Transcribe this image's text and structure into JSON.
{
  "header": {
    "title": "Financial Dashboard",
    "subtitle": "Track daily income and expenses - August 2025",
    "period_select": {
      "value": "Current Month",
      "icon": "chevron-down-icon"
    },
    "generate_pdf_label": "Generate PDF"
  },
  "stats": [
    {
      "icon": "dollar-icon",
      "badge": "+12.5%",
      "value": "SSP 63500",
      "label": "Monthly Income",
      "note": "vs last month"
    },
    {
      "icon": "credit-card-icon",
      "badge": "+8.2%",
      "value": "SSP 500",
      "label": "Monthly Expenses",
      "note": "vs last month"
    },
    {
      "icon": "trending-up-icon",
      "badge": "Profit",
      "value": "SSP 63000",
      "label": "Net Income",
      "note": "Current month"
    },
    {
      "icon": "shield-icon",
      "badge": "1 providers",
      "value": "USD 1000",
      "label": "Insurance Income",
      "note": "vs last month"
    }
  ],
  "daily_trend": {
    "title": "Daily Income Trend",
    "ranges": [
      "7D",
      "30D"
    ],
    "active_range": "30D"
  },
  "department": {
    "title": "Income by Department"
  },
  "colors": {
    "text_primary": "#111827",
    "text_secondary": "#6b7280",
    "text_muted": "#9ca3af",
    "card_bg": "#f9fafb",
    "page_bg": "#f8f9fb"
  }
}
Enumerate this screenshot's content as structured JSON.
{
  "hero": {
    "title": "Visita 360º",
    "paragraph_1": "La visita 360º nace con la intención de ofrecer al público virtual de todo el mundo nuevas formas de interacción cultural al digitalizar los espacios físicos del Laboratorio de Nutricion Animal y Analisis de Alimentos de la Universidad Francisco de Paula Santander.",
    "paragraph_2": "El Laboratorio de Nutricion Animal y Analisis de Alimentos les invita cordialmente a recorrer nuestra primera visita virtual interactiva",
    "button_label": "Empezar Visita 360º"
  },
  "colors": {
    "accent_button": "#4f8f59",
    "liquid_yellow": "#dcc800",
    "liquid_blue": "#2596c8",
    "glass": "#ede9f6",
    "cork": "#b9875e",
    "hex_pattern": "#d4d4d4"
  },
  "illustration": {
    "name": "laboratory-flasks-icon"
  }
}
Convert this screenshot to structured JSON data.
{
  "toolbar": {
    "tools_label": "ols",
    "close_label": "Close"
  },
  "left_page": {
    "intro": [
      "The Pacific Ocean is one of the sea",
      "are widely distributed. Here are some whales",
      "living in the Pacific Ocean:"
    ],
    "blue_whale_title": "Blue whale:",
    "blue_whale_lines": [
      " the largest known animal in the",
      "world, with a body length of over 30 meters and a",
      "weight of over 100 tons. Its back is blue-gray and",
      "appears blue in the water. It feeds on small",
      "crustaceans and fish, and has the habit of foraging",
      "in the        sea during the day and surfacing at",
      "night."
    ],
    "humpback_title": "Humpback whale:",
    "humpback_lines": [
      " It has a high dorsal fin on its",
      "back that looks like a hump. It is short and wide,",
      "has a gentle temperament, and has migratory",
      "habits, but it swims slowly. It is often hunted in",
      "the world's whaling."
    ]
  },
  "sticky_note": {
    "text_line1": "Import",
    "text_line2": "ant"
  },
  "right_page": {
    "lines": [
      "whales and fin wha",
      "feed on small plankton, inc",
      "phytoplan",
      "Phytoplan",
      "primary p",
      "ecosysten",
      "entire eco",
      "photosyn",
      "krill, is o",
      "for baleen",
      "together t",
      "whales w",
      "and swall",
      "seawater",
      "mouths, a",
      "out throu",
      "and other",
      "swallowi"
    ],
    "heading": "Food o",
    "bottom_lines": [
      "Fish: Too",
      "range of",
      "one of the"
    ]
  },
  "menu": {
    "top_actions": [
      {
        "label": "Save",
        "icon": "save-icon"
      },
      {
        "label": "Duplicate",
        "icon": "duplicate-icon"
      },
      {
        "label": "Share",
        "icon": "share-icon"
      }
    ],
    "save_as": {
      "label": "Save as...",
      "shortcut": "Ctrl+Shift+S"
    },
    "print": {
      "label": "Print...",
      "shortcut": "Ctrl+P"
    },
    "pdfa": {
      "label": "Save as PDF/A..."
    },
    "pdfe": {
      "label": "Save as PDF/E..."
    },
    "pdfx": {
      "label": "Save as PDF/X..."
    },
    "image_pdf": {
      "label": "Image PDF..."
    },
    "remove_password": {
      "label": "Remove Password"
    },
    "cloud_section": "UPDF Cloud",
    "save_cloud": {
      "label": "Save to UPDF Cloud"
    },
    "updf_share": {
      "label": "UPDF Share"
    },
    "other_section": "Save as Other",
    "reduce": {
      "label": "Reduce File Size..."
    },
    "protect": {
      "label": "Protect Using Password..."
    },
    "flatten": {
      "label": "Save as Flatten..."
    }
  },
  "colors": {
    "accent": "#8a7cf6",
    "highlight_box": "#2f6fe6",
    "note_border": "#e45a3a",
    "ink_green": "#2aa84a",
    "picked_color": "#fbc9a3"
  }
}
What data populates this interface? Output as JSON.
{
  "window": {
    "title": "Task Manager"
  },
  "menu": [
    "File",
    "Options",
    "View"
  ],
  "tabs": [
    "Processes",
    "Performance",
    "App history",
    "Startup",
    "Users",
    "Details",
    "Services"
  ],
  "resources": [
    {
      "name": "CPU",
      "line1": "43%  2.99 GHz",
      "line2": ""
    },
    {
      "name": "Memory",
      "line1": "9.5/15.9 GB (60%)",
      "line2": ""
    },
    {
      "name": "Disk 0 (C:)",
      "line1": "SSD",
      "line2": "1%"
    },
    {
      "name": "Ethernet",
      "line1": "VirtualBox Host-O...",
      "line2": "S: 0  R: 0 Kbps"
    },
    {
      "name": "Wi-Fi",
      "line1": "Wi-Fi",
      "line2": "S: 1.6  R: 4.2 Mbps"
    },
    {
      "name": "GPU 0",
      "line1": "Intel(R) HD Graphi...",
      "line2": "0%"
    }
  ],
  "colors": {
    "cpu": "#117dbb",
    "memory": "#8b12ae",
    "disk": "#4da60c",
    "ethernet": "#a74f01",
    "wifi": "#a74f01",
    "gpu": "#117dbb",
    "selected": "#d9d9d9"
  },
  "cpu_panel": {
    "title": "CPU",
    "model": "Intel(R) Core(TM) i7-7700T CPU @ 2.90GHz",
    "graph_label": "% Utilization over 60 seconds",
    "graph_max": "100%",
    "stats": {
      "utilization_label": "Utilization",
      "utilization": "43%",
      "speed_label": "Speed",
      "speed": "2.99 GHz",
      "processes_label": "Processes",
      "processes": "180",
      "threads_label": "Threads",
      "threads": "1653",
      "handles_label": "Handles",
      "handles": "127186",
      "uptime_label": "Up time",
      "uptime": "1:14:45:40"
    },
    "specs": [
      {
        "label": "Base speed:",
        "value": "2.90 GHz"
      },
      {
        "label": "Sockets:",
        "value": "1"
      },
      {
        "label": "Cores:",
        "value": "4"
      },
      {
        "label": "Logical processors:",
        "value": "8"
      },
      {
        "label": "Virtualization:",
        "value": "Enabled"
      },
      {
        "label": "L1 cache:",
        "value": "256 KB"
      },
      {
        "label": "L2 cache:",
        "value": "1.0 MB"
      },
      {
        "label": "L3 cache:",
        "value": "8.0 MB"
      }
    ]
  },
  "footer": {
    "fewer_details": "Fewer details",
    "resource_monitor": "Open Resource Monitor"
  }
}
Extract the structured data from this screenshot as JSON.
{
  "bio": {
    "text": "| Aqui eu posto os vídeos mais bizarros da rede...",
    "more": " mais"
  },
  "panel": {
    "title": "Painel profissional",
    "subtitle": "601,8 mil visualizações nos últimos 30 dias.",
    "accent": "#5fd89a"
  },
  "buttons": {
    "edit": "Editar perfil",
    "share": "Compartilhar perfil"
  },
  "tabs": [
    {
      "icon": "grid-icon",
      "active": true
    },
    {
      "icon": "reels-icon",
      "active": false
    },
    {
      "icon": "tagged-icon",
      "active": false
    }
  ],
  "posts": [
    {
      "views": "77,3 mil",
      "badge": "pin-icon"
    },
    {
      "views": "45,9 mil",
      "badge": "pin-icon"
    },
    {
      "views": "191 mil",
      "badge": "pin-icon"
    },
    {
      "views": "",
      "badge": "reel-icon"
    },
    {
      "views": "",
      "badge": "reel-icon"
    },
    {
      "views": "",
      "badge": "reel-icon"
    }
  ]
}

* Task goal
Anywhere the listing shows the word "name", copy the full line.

* Answer
    "name": "laboratory-flasks-icon"
      "name": "CPU",
      "name": "Memory",
      "name": "Disk 0 (C:)",
      "name": "Ethernet",
      "name": "Wi-Fi",
      "name": "GPU 0",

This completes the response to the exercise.